Problem description: Every line below containing the word "state" should be found and copied.

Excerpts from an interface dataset
★ ★ ★

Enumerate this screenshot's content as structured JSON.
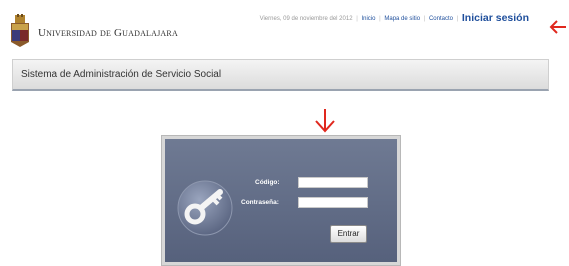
{
  "header": {
    "university_name": "Universidad de Guadalajara",
    "date_text": "Viernes, 09 de noviembre del 2012",
    "nav": {
      "home": "Inicio",
      "sitemap": "Mapa de sitio",
      "contact": "Contacto",
      "login": "Iniciar sesión"
    }
  },
  "title_bar": {
    "title": "Sistema de Administración de Servicio Social"
  },
  "login": {
    "code_label": "Código:",
    "password_label": "Contraseña:",
    "submit_label": "Entrar"
  },
  "annotations": {
    "arrow_color": "#e0281e"
  },
  "colors": {
    "panel_top": "#6f7a93",
    "panel_bottom": "#56617c",
    "link_blue": "#1f4f9c"
  }
}
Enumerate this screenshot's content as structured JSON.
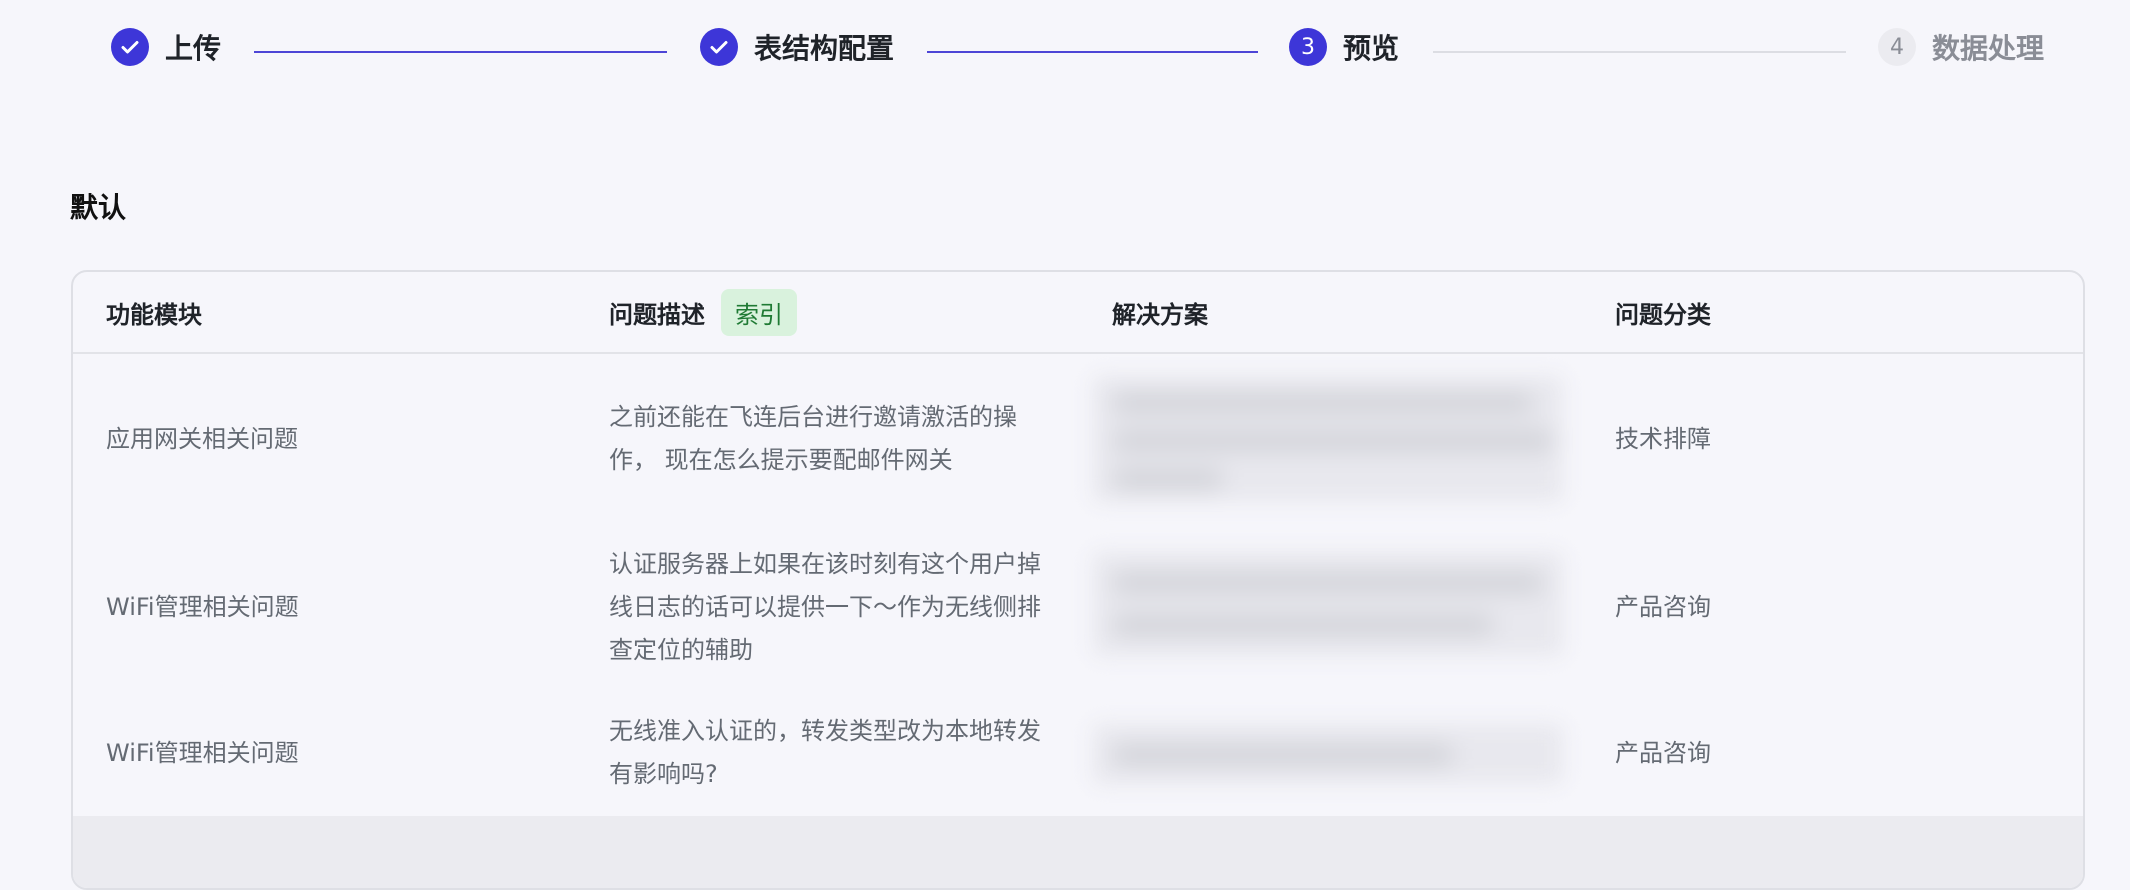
{
  "stepper": {
    "steps": [
      {
        "number": "",
        "label": "上传",
        "state": "done"
      },
      {
        "number": "",
        "label": "表结构配置",
        "state": "done"
      },
      {
        "number": "3",
        "label": "预览",
        "state": "active"
      },
      {
        "number": "4",
        "label": "数据处理",
        "state": "pending"
      }
    ],
    "accent": "#3d36d8"
  },
  "section": {
    "title": "默认"
  },
  "table": {
    "columns": [
      {
        "label": "功能模块"
      },
      {
        "label": "问题描述",
        "badge": "索引"
      },
      {
        "label": "解决方案"
      },
      {
        "label": "问题分类"
      }
    ],
    "rows": [
      {
        "module": "应用网关相关问题",
        "description": "之前还能在飞连后台进行邀请激活的操作， 现在怎么提示要配邮件网关",
        "solution": "",
        "category": "技术排障"
      },
      {
        "module": "WiFi管理相关问题",
        "description": "认证服务器上如果在该时刻有这个用户掉线日志的话可以提供一下～作为无线侧排查定位的辅助",
        "solution": "",
        "category": "产品咨询"
      },
      {
        "module": "WiFi管理相关问题",
        "description": "无线准入认证的，转发类型改为本地转发有影响吗?",
        "solution": "",
        "category": "产品咨询"
      }
    ]
  }
}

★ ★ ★

Solved problem:
        "state": "done"
        "state": "done"
        "state": "active"
        "state": "pending"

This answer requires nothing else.